      “Firstly, let’s put a bit of perspective…That is not theft. It is a transaction. It may be a transaction which the owners are forced into.”

      And then, sure enough, he tried to tell us how these “forced transactions” nevertheless meant that all the other settlements (not directly on private land) were supposedly legal. Haggai articulates why we were being told nonsense.

      Reply to Comment
      • Yeah, Right

        You are quite correct Ben. If this is “a transaction which the owners are forced into” then it is illegal.

        This is not territory that Israel claims for itself, which we know for a fact because it has never been annexed by Israel. Just ask Naftali Bennett, who rages about that every day.

        This is, however, a territory that Israel seized at the point of a gun, and in which Israel’s control is maintained by the pointy end of those guns.

        And this is a truism: if your army seizes a foreign territory by force of arms then your army is an “army of occupation”, and the people in that territory are “under occupation”.

        And the Hague Regulations 1907 apply to all belligerent occupations – without exception – as even the Israel High Court of Justice accepts.
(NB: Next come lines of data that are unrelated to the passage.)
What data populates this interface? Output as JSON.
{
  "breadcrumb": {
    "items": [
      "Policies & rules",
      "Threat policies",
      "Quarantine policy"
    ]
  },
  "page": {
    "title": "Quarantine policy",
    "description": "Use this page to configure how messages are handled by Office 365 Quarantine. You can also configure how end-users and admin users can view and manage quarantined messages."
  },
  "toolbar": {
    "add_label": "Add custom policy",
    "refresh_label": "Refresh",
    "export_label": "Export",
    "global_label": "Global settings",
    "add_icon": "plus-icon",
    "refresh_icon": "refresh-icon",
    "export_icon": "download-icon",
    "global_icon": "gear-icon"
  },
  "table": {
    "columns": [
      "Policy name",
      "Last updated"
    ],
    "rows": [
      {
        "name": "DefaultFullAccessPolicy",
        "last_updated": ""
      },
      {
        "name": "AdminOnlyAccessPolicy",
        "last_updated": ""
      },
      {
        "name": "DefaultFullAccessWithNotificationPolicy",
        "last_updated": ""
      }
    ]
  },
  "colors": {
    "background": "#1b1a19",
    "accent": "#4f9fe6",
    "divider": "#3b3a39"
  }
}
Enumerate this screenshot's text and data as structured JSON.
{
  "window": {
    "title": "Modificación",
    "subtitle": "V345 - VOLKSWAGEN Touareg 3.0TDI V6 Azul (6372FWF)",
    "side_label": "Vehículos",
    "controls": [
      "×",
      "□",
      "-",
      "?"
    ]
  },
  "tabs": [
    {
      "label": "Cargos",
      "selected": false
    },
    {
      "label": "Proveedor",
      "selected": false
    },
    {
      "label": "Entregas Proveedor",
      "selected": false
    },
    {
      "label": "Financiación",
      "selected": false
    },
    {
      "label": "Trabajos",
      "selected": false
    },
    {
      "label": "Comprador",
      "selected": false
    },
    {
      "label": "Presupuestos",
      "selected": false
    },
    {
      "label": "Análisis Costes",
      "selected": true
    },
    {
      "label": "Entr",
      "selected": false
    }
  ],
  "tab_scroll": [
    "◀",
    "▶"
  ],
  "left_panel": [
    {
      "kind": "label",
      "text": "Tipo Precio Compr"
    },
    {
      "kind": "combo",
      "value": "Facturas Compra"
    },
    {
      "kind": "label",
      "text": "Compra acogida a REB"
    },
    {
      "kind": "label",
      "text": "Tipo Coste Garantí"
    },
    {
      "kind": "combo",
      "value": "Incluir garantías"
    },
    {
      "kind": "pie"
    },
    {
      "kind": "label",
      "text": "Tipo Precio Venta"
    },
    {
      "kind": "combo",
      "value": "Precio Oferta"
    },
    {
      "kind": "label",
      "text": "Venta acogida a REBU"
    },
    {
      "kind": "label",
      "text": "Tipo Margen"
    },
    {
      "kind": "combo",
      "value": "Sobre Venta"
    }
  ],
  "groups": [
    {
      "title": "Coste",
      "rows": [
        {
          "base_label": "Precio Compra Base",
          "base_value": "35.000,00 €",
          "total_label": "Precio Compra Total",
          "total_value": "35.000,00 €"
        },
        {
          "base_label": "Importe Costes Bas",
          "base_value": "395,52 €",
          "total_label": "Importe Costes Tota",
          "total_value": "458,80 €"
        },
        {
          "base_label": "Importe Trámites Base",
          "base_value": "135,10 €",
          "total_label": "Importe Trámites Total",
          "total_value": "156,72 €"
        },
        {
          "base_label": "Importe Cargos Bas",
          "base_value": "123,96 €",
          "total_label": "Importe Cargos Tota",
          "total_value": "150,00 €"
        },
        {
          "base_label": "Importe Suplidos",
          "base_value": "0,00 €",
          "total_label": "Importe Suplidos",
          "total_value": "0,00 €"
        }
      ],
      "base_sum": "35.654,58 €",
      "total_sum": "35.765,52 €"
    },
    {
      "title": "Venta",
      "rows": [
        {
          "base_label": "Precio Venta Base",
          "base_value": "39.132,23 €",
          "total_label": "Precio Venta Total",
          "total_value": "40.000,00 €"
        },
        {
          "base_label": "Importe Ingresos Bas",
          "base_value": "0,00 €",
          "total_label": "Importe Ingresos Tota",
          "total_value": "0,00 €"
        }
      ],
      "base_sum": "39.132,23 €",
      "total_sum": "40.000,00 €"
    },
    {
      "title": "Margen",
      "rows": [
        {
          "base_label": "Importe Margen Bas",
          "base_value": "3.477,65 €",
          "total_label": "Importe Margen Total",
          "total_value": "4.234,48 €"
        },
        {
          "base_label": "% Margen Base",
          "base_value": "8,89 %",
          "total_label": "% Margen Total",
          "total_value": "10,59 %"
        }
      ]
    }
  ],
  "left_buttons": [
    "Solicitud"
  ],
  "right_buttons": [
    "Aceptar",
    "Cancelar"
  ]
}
        Article 51, Hague Regulations: “private property must be respected and may not be confiscated;”

        The original poster simply doesn’t know what he is talking about, because “a transaction which the owners are forced into” is most definitely “confiscation”, regardless of any monetary compensation that is offered.

        I can’t see any way in which the Israel High Court of Justice can allow this law to stand.

        Or, more likely, if the court allows this law stand then it is proving to the world that the court has no reason to exist and those Judges have no right to call themselves “learned”.

        Reply to Comment
        • AJew

          Yes, we are as thuggish as the Arabs. Maybe, just a tad less so. Just a tad. But if you want us to, trust me, we have got it in us to become Arab like. This mess in the Middle East is not looking anything like finishing yet so we have it in us to fight fire with fire if we have to.

          Anything else you want to add, YR? Got it off your chest now? Yes? Then c ya. No? Then hang around and let me expose your own hypocrisy oh sanctimonious one.

          Reply to Comment
    3. Itshak Gordin Halevy

      “The Palestinian people does not exist. The creation of a Palestinian state is only a means for continuing our struggle against the state of Israel for our Arab unity. In reality today there is no difference between Jordanians, Palestinians, Syrians and Lebanese. Only for political and tactical reasons do we speak today about the existence of a Palestinian people, since Arab national interests demand that we posit the existence of a distinct “Palestinian people” to oppose Zionism. Yes, the existence of a separate Palestinian identity exists only for tactical reasons, Jordan, which is a sovereign state with defined borders, cannot raise claims to Haifa and Jaffa, while as a Palestinian, I can undoubtedly demand Haifa, Jaffa, Beer-Sheva and Jerusalem. However, the moment we reclaim our right to all of Palestine, we will not wait even a minute to unite Palestine and Jordan.
      ZUHEIR MOHSEN (1936-1979) – Leader of As-Saïka, faction of the PLO (1971-1979)

      Reply to Comment
    4. michael clark

      the only thing wrong with Israel is G-d’s lack of approval

      Reply to Comment